Updated: Aug 5
“Education without values, as useful as it is, seems rather to make man a cleverer devil.”- C.S. Lewis
Consider the following situation – a teenage boy and a tiger in a zoo. The boy is taking snapshots of the tiger when suddenly he falls into the tiger’s enclosure. The tiger approaches and fiercely pounce upon him. The poor boy shouts for help. But guess what, instead of helping him, other visitors are busy taking videos of the whole incident – just to add it to their social accounts and garner likes and comments. They didn’t even bother to call the zoo authorities for help. Ultimately the boy succumbs to his injuries. Smartphones seem to make us dumber by the day. What a pity!
This situation is neither fiction nor about the misuse of smartphones, but a real incident and is among many similar ones that happen every day. They are glaring examples of the declining moral standards of our society. One of the most important factors that are responsible for this situation is the inefficacy of our present educational system. As we spend a considerable time of our lives in educational institutions, they have a huge impact on the values we develop and manifest in our lives.
What is the real purpose of education? Is it to churn out countless young minds that are ‘literate’ but self-centered, self-obsessed individuals who could trample upon anyone to satisfy their greed? Or is it to ‘educate’ them, bringing them to a higher level of understanding of society and fellow humans?
Today education has turned more commercial in nature where the degree one attains is the most important and actual learning, including values, has taken a backseat. In these times of globalization, this has benefitted only a few while making life for others worse than ever. The extent of moral degradation in present times is evident from the fact that only 300 people possess half of the world’s wealth and economic inequality has risen to an unprecedented scale in the last few decades.
A lack of moral values has a negative effect on all, but the youth is more vulnerable to it. Youth is a period of paradoxes.
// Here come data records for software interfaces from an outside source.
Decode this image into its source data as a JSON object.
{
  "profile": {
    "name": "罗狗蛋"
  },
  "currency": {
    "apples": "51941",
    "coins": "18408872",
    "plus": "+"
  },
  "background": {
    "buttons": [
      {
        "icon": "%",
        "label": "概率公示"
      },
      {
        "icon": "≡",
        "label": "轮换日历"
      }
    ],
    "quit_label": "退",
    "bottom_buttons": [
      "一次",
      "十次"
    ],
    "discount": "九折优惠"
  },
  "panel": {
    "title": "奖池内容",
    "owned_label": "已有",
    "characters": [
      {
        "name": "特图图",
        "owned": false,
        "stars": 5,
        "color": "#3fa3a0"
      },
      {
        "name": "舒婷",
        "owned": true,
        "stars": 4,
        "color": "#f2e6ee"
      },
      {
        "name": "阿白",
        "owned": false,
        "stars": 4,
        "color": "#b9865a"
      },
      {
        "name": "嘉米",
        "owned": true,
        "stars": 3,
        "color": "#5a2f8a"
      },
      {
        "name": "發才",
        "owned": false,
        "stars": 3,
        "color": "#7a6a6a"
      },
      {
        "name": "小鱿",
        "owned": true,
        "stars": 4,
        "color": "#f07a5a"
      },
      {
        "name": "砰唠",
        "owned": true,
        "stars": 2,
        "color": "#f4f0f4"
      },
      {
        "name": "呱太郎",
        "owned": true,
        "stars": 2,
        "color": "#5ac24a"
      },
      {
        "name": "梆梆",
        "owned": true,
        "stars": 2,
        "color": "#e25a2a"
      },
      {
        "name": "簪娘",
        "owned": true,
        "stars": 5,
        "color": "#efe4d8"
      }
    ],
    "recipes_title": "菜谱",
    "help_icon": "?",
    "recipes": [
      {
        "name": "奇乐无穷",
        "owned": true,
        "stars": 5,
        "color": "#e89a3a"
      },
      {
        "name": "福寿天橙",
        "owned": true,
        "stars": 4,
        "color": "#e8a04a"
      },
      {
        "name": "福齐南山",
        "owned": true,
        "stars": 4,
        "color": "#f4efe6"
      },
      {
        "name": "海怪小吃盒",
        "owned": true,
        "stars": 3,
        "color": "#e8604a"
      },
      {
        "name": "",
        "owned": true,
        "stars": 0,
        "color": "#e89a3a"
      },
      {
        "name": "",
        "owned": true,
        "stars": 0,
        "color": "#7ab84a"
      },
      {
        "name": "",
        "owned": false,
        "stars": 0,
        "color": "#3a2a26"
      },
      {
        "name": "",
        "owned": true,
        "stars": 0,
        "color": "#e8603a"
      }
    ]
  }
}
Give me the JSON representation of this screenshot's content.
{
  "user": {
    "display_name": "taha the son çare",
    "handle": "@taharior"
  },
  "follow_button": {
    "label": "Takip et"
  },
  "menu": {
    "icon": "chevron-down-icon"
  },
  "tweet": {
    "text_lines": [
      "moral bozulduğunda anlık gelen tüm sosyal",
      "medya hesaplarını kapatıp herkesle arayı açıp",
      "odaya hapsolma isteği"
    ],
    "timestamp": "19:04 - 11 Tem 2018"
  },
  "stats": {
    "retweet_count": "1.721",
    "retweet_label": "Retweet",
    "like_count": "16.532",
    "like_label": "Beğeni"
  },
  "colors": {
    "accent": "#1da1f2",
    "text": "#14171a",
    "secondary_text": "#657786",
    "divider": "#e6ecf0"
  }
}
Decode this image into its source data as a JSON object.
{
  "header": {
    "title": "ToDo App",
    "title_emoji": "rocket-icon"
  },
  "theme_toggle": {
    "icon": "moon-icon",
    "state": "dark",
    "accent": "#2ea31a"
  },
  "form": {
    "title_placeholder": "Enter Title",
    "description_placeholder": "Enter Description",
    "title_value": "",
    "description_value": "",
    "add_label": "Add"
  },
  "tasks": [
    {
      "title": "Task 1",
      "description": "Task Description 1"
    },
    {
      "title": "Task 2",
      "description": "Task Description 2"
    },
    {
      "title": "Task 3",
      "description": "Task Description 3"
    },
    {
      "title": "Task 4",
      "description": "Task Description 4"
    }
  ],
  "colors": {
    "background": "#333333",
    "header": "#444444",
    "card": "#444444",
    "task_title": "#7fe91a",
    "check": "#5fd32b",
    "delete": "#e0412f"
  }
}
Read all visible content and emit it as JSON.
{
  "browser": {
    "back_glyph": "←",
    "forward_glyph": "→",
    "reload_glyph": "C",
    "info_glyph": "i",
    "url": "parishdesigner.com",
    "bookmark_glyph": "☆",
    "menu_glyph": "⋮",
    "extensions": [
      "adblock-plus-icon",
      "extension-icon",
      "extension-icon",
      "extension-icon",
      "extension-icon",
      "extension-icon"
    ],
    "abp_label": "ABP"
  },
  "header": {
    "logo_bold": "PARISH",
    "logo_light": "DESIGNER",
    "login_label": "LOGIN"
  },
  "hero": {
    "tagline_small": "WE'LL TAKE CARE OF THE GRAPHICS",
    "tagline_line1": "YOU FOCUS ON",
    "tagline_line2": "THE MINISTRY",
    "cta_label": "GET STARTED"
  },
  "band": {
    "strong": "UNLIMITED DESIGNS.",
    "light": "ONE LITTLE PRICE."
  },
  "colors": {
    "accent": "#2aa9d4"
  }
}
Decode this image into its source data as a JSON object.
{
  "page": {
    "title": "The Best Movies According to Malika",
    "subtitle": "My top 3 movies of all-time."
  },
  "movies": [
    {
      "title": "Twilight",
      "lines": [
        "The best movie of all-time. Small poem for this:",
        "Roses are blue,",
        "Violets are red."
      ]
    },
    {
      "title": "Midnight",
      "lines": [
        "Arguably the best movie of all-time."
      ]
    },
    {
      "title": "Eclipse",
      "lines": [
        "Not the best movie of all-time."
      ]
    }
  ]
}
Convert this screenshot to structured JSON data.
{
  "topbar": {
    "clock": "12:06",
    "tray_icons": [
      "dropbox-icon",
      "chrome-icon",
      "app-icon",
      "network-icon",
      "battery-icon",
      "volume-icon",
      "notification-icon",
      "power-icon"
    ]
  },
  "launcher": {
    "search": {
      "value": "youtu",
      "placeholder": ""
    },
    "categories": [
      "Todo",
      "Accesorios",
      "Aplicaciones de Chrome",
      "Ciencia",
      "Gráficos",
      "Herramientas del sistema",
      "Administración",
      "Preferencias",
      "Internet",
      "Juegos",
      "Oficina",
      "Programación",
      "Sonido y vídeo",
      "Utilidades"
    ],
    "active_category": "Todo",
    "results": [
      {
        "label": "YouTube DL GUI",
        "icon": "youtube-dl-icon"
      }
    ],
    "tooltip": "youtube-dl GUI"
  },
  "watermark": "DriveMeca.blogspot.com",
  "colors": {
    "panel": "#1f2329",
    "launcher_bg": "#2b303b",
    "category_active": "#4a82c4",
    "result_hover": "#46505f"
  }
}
Youth is a period of a duel between the mind and the body and a conflict of emotions. If not controlled properly, these may lead them astray as they also have easy access to the internet and electronic gadgets. News of youngsters involved in illegal activities is quite common these days.
Also, values inculcated in students at initial stages can prepare them to tackle confidently problems like suicidal tendencies, inferiority complex, useless comparison as well as cut-throat competition which are rampant among students today.
The problems with our education system had been well identified by Swami Vivekananda a century ago. According to him, the modern education system equips a student with materialistic knowledge only and lays no stress on teaching values. What good does this education hold if it can’t make us sensitive to the persistent problems in our society? Everywhere we can witness wars, poverty, corruption, and perennial misery.
But he also acknowledged that technical education is important to the modern world. So he proposed an education system that is a harmonious amalgamation of western materialistic education and eastern spiritual education. This system, he believed would help us to create a youth that has high character and strength of mind and also help them to stand on their own feet. But alas! We have failed miserably to convert his vision into reality even after a century.
Another aspect of modern education that has to be understood that has resulted in its failure is the teacher–student relationship which has become more professional in nature due to the commercialized nature of education. Many teachers nowadays think that their responsibilities toward the students end in the class and they should not bother themselves with what they do beyond it. A teacher is a parent away from home for a student and thus has a vital role in shaping a student’s overall mindset. Regular and constructive communication between them may have a lifelong effect on the students and they evolve into better humans when they walk out of the institution.
Youth is the most potent force behind the economic and social development of any nation. And values are the force that drives the youth to work towards a just, equal, and prosperous society. The educational institutions along with the teachers and parents have a crucial role in giving them the right direction. Modern-day education suffers from many vices in spite of a few virtues. So formulation of a totally new education policy is the need of the hour. Well-directed youth can do great for the whole of humanity. As swami Vivekananda rightly pointed out the power of youth when he said, “Give me a few men and women who are pure and selfless and I shall shake the world.”